Being in Bandung is always a joy. But this is only a short one day trip for a meeting and then I'm flying back to Jakarta again. I'll probably need to be here again next week, but I'm certainly not flying again--for I miss taking the train. I'm looking forward to three hours of uninterupted reading on the Argo Gede...

But there's much work waiting for me. The delights of Bandung will have to wait. Hopefully, next week I'll get a chance to wander around the streets and perhaps convince myself for the umpteenth time that Bandung does indeed have the best-looking girls...

Sunday, January 23, 2005

Homegoing for the "Monk"

Homegoing for the "Monk"

Perhaps it is not surprising that my first business trip for 2005 is to Jakarta. Actually it was quite unexpected; I only got confirmation last Thursday to be here for this coming week. I had originally planned to be in another country...but I'm certainly not complaining.

It's good that I finally get to be on the road again; being on the move all the time actually makes me more productive. Why? Because every journey is a fresh start and we usually get a fresh spurt of energy everytime we begin something. As long as we know how to harness this impulse of energy to the maximum, we get a lot of things done.

This time I decided to stay at the same hotel which I had called home for two years. Since leaving Jakarta at the end of 2003, I had chosen to stay in other hotels, usually in Tanah Abang or Kota, on my business trips, I suppose I wanted to see Jakarta from a different perspective. But I found that my old hotel still gives me the best deal. Feeling a bit nostalgic for my "second home", I decided to stay there again.

I was quite happy to see some familiar faces here when I arrived; Diki, the bellboy was smiling broadly when he saw me. Diki got married in 2003, while I was still staying here and now he already has a five-month old baby. He used to stay in a rumah kos nearby, but he told me that he commutes daily from Depok now.

In the lift, I bumped into Intan, my cheerful and bubbly little Sundanese room attendant. I have not met her for a long time because she was on maternity leave during the tailend of my stay here. Now she's back to work; I asked her: kerja di lantai berapa sekarang? Intan used to take care of all the rooms on the 7th floor, where I stayed. She told me that she's in charge of the mini-bar now, and is not assigned to one particular floor. Putar-putar, she said, with the characteristic twirl of the Indonesian tongue. I suddenly realized how much I've missed her cheerful voice greeting me every morning.

I have also forgotten how small the rooms are in the hotel. But it is sufficiently furnished, cozy and has a good view of Jalan Wahid Hasyim; when I was staying here, I had never been happier. I spent many quiet nights here writing proposals, building presentation slides, preparing lectures and marking exam papers. I used to think of it fondly as my monk's cell. (Strange thought I must admit, for Jakarta is the unlikeliest place for a monk to live! )

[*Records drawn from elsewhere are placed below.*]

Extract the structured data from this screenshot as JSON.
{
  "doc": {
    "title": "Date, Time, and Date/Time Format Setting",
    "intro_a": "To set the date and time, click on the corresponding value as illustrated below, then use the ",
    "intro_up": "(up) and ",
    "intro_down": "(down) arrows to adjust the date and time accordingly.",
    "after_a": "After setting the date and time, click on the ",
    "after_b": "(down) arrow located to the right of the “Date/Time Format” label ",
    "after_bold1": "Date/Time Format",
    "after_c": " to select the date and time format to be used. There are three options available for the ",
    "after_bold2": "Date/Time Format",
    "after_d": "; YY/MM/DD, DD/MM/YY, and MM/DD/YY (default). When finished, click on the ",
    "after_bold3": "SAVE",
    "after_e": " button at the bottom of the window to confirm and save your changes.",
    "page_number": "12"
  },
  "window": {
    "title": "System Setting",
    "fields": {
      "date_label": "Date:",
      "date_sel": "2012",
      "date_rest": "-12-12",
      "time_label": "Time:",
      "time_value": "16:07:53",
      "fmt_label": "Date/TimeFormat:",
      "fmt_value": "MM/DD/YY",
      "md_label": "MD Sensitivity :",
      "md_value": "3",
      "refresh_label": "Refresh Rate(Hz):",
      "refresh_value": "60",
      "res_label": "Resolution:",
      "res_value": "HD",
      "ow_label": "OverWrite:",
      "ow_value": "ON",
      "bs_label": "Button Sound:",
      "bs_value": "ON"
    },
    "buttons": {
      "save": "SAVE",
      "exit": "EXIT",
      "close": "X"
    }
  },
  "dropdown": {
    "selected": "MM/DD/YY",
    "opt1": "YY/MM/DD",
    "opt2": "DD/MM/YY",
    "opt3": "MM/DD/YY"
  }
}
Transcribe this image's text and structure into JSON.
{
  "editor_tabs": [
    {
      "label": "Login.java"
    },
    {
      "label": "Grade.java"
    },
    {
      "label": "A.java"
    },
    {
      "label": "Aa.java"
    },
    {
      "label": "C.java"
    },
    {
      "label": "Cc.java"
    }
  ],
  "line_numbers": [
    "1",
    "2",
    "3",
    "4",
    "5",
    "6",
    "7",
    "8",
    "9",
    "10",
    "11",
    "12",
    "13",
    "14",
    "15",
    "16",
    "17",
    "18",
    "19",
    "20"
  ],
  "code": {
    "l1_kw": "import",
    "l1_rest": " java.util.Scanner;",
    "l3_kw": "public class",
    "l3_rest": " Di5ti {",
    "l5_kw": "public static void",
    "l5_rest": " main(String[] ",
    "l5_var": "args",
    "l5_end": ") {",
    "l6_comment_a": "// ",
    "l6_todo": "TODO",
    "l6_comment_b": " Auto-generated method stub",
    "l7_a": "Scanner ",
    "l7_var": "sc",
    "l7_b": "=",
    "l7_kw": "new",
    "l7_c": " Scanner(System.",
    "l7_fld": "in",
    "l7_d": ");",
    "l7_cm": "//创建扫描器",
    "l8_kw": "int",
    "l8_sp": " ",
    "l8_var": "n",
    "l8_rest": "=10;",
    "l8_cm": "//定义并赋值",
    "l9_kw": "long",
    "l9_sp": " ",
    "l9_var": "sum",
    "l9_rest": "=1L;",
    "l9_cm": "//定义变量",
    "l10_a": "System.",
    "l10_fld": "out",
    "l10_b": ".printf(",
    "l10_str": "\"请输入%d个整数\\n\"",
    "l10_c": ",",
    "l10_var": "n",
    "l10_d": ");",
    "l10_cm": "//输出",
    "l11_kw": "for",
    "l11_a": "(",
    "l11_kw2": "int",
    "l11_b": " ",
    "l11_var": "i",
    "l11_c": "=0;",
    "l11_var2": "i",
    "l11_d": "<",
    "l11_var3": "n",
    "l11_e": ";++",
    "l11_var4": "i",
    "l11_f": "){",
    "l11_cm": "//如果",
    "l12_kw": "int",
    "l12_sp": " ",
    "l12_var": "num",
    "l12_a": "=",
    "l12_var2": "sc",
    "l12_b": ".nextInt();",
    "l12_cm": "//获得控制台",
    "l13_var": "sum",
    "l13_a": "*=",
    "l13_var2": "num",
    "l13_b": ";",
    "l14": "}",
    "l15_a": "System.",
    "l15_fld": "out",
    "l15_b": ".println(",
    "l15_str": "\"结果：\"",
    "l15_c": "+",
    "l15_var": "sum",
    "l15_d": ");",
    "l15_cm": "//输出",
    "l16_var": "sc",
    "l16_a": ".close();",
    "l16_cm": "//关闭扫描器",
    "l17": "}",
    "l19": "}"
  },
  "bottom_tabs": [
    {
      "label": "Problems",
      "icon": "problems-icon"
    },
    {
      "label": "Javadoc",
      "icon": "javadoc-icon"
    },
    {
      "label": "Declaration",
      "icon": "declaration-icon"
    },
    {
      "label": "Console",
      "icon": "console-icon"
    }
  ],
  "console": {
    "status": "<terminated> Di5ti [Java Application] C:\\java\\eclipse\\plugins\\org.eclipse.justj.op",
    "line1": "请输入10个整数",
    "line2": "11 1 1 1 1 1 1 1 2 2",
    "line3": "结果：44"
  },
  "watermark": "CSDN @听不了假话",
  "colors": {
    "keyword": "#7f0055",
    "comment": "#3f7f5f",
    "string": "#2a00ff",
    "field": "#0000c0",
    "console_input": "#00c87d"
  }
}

When I had to shift out from the place, I was surprised at how many books and other pieces of junk that I had accumulated in that tiny kamar. Took my some time to pack and discard away all the junk. I gave away my bulky items such as DVD player and mini compo to Wiwik and Ditje. I also had to use Setiawan's garage in Pondok Indah as my warehouse for a while. Took me a couple of trips before I managed to transport everything back to KL.

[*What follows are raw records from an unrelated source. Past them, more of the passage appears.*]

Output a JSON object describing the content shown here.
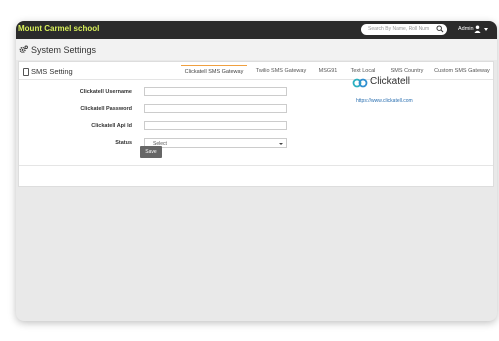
{
  "header": {
    "school_name": "Mount Carmel school",
    "search_placeholder": "Search By Name, Roll Num",
    "user_label": "Admin"
  },
  "page": {
    "title": "System Settings"
  },
  "card": {
    "title": "SMS Setting",
    "tabs": [
      {
        "label": "Clickatell SMS Gateway",
        "active": true
      },
      {
        "label": "Twilio SMS Gateway",
        "active": false
      },
      {
        "label": "MSG91",
        "active": false
      },
      {
        "label": "Text Local",
        "active": false
      },
      {
        "label": "SMS Country",
        "active": false
      },
      {
        "label": "Custom SMS Gateway",
        "active": false
      }
    ],
    "form": {
      "username_label": "Clickatell Username",
      "username_value": "",
      "password_label": "Clickatell Password",
      "password_value": "",
      "api_label": "Clickatell Api Id",
      "api_value": "",
      "status_label": "Status",
      "status_selected": "Select"
    },
    "provider": {
      "logo_text": "Clickatell",
      "link": "https://www.clickatell.com"
    },
    "save_label": "Save"
  },
  "colors": {
    "topbar": "#2b2b2b",
    "school_name": "#d8f05a",
    "active_tab": "#f0a040",
    "logo_accent": "#2ab0c0",
    "save_button": "#666666"
  }
}
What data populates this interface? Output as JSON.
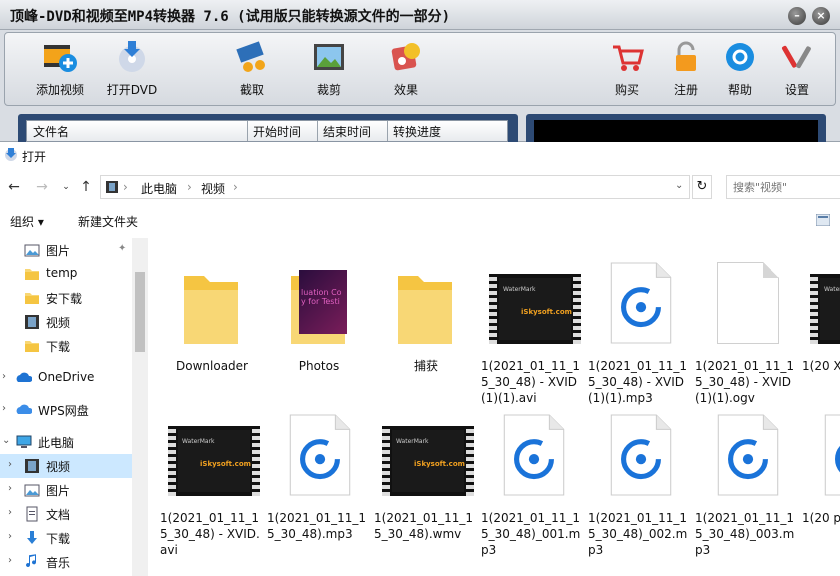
{
  "app": {
    "title": "顶峰-DVD和视频至MP4转换器 7.6 (试用版只能转换源文件的一部分)",
    "toolbar": {
      "add_video": "添加视频",
      "open_dvd": "打开DVD",
      "capture": "截取",
      "crop": "裁剪",
      "effect": "效果",
      "buy": "购买",
      "register": "注册",
      "help": "帮助",
      "settings": "设置"
    },
    "columns": [
      "文件名",
      "开始时间",
      "结束时间",
      "转换进度"
    ]
  },
  "dialog": {
    "title": "打开",
    "breadcrumb": [
      "此电脑",
      "视频"
    ],
    "search_placeholder": "搜索\"视频\"",
    "commands": {
      "organize": "组织 ▾",
      "new_folder": "新建文件夹"
    },
    "nav": [
      {
        "label": "图片",
        "icon": "pictures-icon",
        "indent": 1,
        "pinned": true
      },
      {
        "label": "temp",
        "icon": "folder-icon",
        "indent": 1
      },
      {
        "label": "安下载",
        "icon": "folder-icon",
        "indent": 1
      },
      {
        "label": "视频",
        "icon": "videos-icon",
        "indent": 1
      },
      {
        "label": "下载",
        "icon": "folder-icon",
        "indent": 1
      },
      {
        "label": "OneDrive",
        "icon": "onedrive-icon",
        "indent": 0,
        "chevron": ">"
      },
      {
        "label": "WPS网盘",
        "icon": "wps-cloud-icon",
        "indent": 0,
        "chevron": ">"
      },
      {
        "label": "此电脑",
        "icon": "computer-icon",
        "indent": 0,
        "chevron": "v"
      },
      {
        "label": "视频",
        "icon": "videos-icon",
        "indent": 1,
        "chevron": ">",
        "selected": true
      },
      {
        "label": "图片",
        "icon": "pictures-icon",
        "indent": 1,
        "chevron": ">"
      },
      {
        "label": "文档",
        "icon": "documents-icon",
        "indent": 1,
        "chevron": ">"
      },
      {
        "label": "下载",
        "icon": "download-icon",
        "indent": 1,
        "chevron": ">"
      },
      {
        "label": "音乐",
        "icon": "music-icon",
        "indent": 1,
        "chevron": ">"
      }
    ],
    "files": [
      {
        "name": "Downloader",
        "kind": "folder"
      },
      {
        "name": "Photos",
        "kind": "folder-photo"
      },
      {
        "name": "捕获",
        "kind": "folder"
      },
      {
        "name": "1(2021_01_11_15_30_48) - XVID(1)(1).avi",
        "kind": "video"
      },
      {
        "name": "1(2021_01_11_15_30_48) - XVID(1)(1).mp3",
        "kind": "audio"
      },
      {
        "name": "1(2021_01_11_15_30_48) - XVID(1)(1).ogv",
        "kind": "blank"
      },
      {
        "name": "1(20 XVI",
        "kind": "video"
      },
      {
        "name": "1(2021_01_11_15_30_48) - XVID.avi",
        "kind": "video"
      },
      {
        "name": "1(2021_01_11_15_30_48).mp3",
        "kind": "audio"
      },
      {
        "name": "1(2021_01_11_15_30_48).wmv",
        "kind": "video"
      },
      {
        "name": "1(2021_01_11_15_30_48)_001.mp3",
        "kind": "audio"
      },
      {
        "name": "1(2021_01_11_15_30_48)_002.mp3",
        "kind": "audio"
      },
      {
        "name": "1(2021_01_11_15_30_48)_003.mp3",
        "kind": "audio"
      },
      {
        "name": "1(20 p3",
        "kind": "audio"
      }
    ],
    "thumb_text": {
      "watermark": "WaterMark",
      "logo": "iSkysoft.com",
      "photo_text": "luation Co y for Testi"
    }
  },
  "colors": {
    "selected_nav": "#cce8ff",
    "audio_blue": "#1a73d9",
    "folder_yellow": "#f8d775"
  }
}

It's not going to be a long stay this time but I'll make sure that I get to catch up with every one of my friends in Jakarta. And hopefully I'll get to see Nilam and Sukma too...